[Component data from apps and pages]
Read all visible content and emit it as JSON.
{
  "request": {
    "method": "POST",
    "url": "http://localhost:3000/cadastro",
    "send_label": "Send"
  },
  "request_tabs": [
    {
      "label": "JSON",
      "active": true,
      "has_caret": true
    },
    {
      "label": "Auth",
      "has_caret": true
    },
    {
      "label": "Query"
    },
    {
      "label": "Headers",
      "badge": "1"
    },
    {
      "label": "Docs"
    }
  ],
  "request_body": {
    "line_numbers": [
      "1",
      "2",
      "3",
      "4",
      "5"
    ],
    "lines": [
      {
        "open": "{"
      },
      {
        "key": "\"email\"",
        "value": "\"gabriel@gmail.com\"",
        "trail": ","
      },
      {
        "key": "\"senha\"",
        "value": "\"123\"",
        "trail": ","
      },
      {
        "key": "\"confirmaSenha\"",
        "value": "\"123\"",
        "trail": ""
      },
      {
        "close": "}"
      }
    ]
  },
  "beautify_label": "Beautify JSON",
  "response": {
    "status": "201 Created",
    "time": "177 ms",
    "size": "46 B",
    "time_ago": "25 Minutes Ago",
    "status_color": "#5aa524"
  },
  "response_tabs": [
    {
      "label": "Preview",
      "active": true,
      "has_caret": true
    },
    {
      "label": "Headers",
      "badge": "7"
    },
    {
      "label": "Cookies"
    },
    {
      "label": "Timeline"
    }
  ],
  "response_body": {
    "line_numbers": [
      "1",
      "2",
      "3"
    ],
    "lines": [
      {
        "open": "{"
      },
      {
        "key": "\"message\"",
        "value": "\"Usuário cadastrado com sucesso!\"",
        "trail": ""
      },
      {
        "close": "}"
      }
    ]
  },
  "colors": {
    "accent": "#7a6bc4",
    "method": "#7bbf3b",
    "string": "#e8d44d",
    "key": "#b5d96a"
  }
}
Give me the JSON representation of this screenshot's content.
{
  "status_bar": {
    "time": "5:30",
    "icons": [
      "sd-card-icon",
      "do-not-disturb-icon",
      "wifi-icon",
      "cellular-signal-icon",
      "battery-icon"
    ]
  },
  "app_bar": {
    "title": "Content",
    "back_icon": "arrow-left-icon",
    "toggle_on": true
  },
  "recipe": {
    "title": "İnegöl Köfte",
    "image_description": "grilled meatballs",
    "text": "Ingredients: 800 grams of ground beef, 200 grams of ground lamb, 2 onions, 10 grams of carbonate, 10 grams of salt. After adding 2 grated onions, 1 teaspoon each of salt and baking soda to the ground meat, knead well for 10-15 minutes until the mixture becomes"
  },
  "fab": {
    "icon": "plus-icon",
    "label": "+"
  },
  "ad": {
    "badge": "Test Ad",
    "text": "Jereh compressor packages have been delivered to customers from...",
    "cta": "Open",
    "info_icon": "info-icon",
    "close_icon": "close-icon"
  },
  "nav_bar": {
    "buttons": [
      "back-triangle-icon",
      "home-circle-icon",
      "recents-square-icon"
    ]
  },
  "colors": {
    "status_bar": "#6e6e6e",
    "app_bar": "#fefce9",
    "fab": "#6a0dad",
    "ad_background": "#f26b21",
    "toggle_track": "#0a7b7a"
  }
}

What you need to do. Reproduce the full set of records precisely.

Response below.
Read all visible content and emit it as JSON.
{
  "request": {
    "method": "POST",
    "url": "http://localhost:3000/cadastro",
    "send_label": "Send"
  },
  "request_tabs": [
    {
      "label": "JSON",
      "active": true,
      "has_caret": true
    },
    {
      "label": "Auth",
      "has_caret": true
    },
    {
      "label": "Query"
    },
    {
      "label": "Headers",
      "badge": "1"
    },
    {
      "label": "Docs"
    }
  ],
  "request_body": {
    "line_numbers": [
      "1",
      "2",
      "3",
      "4",
      "5"
    ],
    "lines": [
      {
        "open": "{"
      },
      {
        "key": "\"email\"",
        "value": "\"gabriel@gmail.com\"",
        "trail": ","
      },
      {
        "key": "\"senha\"",
        "value": "\"123\"",
        "trail": ","
      },
      {
        "key": "\"confirmaSenha\"",
        "value": "\"123\"",
        "trail": ""
      },
      {
        "close": "}"
      }
    ]
  },
  "beautify_label": "Beautify JSON",
  "response": {
    "status": "201 Created",
    "time": "177 ms",
    "size": "46 B",
    "time_ago": "25 Minutes Ago",
    "status_color": "#5aa524"
  },
  "response_tabs": [
    {
      "label": "Preview",
      "active": true,
      "has_caret": true
    },
    {
      "label": "Headers",
      "badge": "7"
    },
    {
      "label": "Cookies"
    },
    {
      "label": "Timeline"
    }
  ],
  "response_body": {
    "line_numbers": [
      "1",
      "2",
      "3"
    ],
    "lines": [
      {
        "open": "{"
      },
      {
        "key": "\"message\"",
        "value": "\"Usuário cadastrado com sucesso!\"",
        "trail": ""
      },
      {
        "close": "}"
      }
    ]
  },
  "colors": {
    "accent": "#7a6bc4",
    "method": "#7bbf3b",
    "string": "#e8d44d",
    "key": "#b5d96a"
  }
}
Give me the JSON representation of this screenshot's content.
{
  "status_bar": {
    "time": "5:30",
    "icons": [
      "sd-card-icon",
      "do-not-disturb-icon",
      "wifi-icon",
      "cellular-signal-icon",
      "battery-icon"
    ]
  },
  "app_bar": {
    "title": "Content",
    "back_icon": "arrow-left-icon",
    "toggle_on": true
  },
  "recipe": {
    "title": "İnegöl Köfte",
    "image_description": "grilled meatballs",
    "text": "Ingredients: 800 grams of ground beef, 200 grams of ground lamb, 2 onions, 10 grams of carbonate, 10 grams of salt. After adding 2 grated onions, 1 teaspoon each of salt and baking soda to the ground meat, knead well for 10-15 minutes until the mixture becomes"
  },
  "fab": {
    "icon": "plus-icon",
    "label": "+"
  },
  "ad": {
    "badge": "Test Ad",
    "text": "Jereh compressor packages have been delivered to customers from...",
    "cta": "Open",
    "info_icon": "info-icon",
    "close_icon": "close-icon"
  },
  "nav_bar": {
    "buttons": [
      "back-triangle-icon",
      "home-circle-icon",
      "recents-square-icon"
    ]
  },
  "colors": {
    "status_bar": "#6e6e6e",
    "app_bar": "#fefce9",
    "fab": "#6a0dad",
    "ad_background": "#f26b21",
    "toggle_track": "#0a7b7a"
  }
}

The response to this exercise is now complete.